You Can’t Tax-Deduct Everything

It’s important to only use the account for “qualified” deductions. Otherwise, the IRS imposes a pesky 20% penalty! For example, non-prescribed prescriptions (over-the-counter) are no longer deductible due to a ruling change by the Obama administration in 2011. If IRS forms 5329 or8829 are needed, we can help explain details.

High Deductible Plans must accompany this type of coverage and you can view all of the best options live on our website through our quote box. Usually, Anthem, Medical Mutual and UnitedHealthOne feature the most competitive rates. Occasionally, Humana will sneak into the mix. For retired persons, MSA accounts have become very popular and are ideal choices if you tend not to meet your deductible.

For my personal account (my wife and two children are also included), we deposit $200 per month into the HSA portion. Fortunately, we have no health problems and the account has grown to a point where it will reach the ceiling of what we can have in there. And, that’s precisely what you want. Although we use very little of the deposits, we still take the $2,400 tax deduction each year.  It’s a wonderful concept.

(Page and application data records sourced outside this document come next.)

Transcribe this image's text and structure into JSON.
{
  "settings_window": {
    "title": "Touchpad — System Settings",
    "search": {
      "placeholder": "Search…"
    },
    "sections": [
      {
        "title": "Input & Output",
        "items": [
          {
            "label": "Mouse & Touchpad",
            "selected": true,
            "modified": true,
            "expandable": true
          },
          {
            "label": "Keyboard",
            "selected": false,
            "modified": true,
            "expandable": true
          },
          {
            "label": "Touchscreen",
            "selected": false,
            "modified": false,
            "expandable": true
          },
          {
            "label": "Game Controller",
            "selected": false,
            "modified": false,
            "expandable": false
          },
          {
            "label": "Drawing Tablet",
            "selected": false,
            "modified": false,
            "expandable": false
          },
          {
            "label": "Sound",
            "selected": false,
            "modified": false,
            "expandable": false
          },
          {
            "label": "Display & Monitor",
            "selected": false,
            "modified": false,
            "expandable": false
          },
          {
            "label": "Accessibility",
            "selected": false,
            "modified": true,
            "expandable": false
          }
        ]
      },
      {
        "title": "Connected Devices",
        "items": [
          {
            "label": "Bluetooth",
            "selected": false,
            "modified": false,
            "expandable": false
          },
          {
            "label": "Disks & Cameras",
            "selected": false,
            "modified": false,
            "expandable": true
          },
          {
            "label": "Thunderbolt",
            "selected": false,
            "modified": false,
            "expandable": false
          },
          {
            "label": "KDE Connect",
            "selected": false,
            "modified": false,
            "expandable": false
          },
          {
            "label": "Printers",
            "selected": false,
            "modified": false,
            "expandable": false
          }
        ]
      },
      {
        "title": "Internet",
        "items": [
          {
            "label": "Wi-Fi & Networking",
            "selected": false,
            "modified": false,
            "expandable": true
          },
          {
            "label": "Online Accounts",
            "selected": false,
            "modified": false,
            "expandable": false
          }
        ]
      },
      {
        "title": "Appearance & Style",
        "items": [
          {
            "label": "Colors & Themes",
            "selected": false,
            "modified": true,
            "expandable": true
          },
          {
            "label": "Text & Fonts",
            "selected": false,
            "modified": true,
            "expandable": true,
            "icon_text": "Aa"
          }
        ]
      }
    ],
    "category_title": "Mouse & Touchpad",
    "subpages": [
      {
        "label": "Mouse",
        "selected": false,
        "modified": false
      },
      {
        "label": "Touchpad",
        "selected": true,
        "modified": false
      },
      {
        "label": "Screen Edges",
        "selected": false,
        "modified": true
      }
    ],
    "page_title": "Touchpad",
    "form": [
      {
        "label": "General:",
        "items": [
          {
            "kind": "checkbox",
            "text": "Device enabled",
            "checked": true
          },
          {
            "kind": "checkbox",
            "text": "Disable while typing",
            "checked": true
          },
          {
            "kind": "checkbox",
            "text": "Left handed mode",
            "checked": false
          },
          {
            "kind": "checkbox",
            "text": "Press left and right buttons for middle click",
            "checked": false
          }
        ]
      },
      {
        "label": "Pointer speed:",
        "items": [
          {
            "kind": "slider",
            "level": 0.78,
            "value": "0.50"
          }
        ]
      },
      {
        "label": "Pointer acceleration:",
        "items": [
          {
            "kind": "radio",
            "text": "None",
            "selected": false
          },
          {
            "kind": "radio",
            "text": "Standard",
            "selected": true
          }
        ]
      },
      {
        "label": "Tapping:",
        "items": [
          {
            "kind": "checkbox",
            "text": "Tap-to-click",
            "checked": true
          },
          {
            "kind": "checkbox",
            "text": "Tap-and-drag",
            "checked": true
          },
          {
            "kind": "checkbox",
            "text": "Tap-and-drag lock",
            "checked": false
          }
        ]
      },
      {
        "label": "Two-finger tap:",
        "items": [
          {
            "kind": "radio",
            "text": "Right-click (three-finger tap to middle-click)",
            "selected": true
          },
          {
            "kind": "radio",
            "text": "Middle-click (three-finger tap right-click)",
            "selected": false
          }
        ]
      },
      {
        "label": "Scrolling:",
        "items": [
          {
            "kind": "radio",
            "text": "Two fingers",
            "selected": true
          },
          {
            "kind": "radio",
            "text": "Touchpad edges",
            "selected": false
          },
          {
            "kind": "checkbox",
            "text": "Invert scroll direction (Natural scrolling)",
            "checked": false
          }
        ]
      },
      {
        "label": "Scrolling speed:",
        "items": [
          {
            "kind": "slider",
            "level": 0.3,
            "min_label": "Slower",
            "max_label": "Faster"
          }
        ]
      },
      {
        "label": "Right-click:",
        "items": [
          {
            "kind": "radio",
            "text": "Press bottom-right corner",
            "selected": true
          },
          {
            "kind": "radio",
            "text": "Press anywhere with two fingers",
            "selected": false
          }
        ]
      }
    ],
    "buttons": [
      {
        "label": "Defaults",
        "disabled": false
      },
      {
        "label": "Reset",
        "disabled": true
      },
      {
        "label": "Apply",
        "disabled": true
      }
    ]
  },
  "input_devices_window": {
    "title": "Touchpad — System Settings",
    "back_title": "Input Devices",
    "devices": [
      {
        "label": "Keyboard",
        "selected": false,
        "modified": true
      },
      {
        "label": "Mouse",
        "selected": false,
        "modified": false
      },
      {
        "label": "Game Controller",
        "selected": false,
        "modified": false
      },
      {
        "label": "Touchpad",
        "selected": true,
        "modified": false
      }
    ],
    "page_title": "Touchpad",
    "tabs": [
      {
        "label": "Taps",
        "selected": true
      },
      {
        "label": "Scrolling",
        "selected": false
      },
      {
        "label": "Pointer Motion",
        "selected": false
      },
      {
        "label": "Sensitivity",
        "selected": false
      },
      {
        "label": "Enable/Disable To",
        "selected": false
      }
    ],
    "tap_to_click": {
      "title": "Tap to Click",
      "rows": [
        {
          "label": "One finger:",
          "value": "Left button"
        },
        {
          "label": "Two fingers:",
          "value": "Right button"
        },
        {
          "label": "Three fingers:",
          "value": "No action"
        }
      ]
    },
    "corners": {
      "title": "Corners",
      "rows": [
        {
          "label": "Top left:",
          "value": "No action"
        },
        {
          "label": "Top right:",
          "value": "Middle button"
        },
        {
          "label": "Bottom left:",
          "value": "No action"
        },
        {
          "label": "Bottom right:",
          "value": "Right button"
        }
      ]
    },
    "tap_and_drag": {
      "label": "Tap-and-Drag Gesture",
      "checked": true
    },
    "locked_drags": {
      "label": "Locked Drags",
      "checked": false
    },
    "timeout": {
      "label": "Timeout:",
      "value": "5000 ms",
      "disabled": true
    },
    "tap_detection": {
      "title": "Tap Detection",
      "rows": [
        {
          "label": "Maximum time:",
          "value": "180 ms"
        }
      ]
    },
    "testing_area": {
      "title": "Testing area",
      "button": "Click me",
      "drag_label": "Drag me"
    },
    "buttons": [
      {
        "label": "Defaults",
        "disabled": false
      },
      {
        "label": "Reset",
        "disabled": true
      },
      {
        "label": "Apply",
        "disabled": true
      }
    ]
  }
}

We use Chase Bank and have had no problems since we created the account more than a decade ago. All transactions are online although I’m certain there is a local office here in Springboro (somewhere!). Our monthly maintenance fee is $3. I am not endorsing Chase, but simply pointing out that any large reputable bank can probably effectively handle the HSA side account. Credit Unions may also be able to create an account.

There are certainly pros and cons for using any type of Medical Savings Account. You can contact us anytime and we’ll give you an accurate unbiased assessment. You can also view additional HSA plans in Ohio information.